"Bess, the binding!" He looked sideways again, as if hoping to teleport the book out of my hands. Traffic sped around us, cars sliding back and forth between four lanes. Nathan gripped the wheel until tendons popped from the backs of his hands. He hunched forward like an old woman, unable to take his focus from the road.
The book opened wide with no resistance. The binding stretched and pulled like dough. I found it easy to forget, as I often did, that this was all that remained of someone else's mortal body. We were skirting reservation land, the casino billboards already flashing and burning even though it was far from night. Not a single person on this highway had human skin on their minds, even though we were all wearing it. Not even Nathan, not really, since all that mattered to him was preservation.
"Nathan, can we stop? I need to go to the bathroom."
He sighed and twisted his wrist until he could read his watch. Plenty of time before the famed conservator rested his tools for the day.
"All right," he said. "And then will you put the book back?"
"Make me," I said, snapping it shut.
A bus with a Dead Man's Hand painted on its side pulled into the Mobil station behind us. I waved the book at the Aces and Eights. Yellow letters on the front of the bus read FOXWOODS CASINO! Before Nathan even set the brake, I flung myself from the car and headed into the convenience mart. Across the lot, older women debarked in numbers from the gambling bus.
I strolled between the racks of Slim Jims and sunflower seeds, pressing the book to my chest. Plaster lighthouse sculptures perched on craggy granite bases lined the shelves, crafted in a wide array of sizes, the highest three feet. Death buys a bandanna. Death, for the first time, chews on Turkey Jerky. Through the station window I saw Nathan stand to stretch his legs, which would be cramped in any human vehicle. He turned in a slow circle by the front passenger window, shaking out his calves in careful jerks.
In the bathroom, I needed both hands to unbutton my jeans, so I lodged the book under my chin, gripping it to my chest until my jaw ached.
"Death takes a pit stop," I thought, thumbing through the book while I peed. This is the kind of woman I've become. My sister stuffs her magazine rack with Ladies Home Journal. Christmas isn't Christmas without a dessert to serve in flames is the kind of thing you learn while shitting at my sister's house. Nothing adorned the walls of this bathroom except for a medicine cabinet above the sink. A dog-eared bumper sticker slanted across its mirrored door: IN CASE OF EMERGENCY, GOOD LUCK.
People who purposefully abandon valuable books in interstate bathrooms shouldn't throw stones, my sister might say, if she saw me putting the book into the medicine cabinet.

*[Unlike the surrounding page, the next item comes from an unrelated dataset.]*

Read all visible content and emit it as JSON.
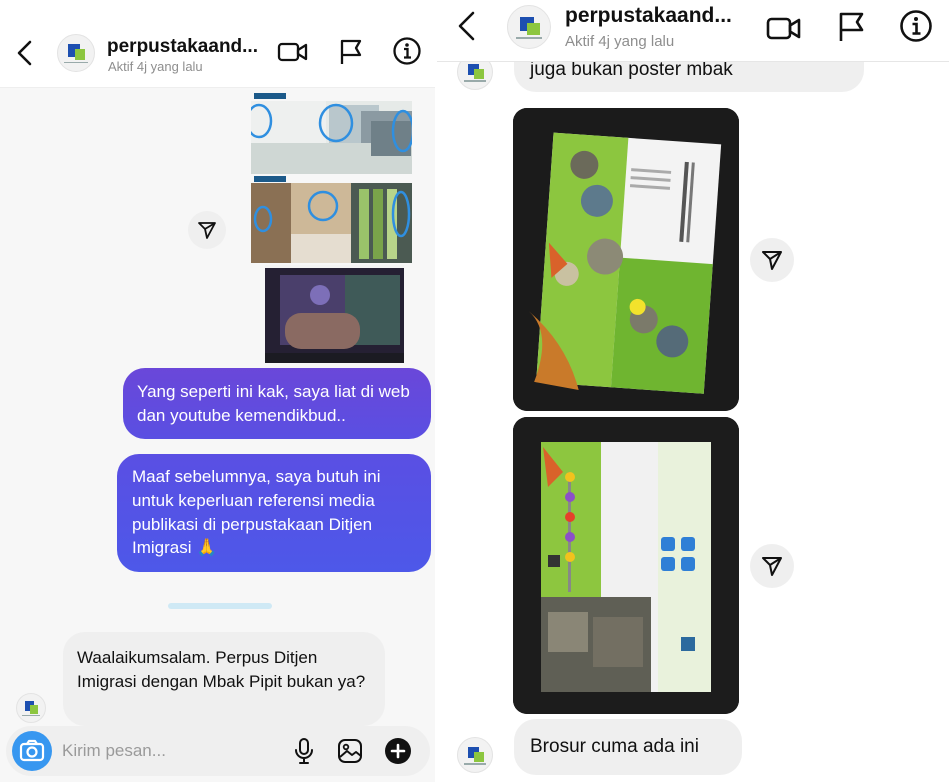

Once the cabinet door closed on the book, I washed my hands for a long, long time.
The next woman in line slipped in the bathroom before I left it. "Today," she declared, from somewhere below my shoulders, "I'm going to walk away with enough cash for a high-def TV."
"Really?" I said, "You know that?" But the bathroom door closed over any possible answer.
"Ignore Annabelle," said another woman outside, wearing rollers and a fur coat. "She judges her luck by which joint aches. Lumbar? It's all in, but ankle? Honey, don't even get off the bus."
Death rings out the slot machine. Death sees and calls. Casino-bound women crowded the hallway, and Nathan hovered beyond them.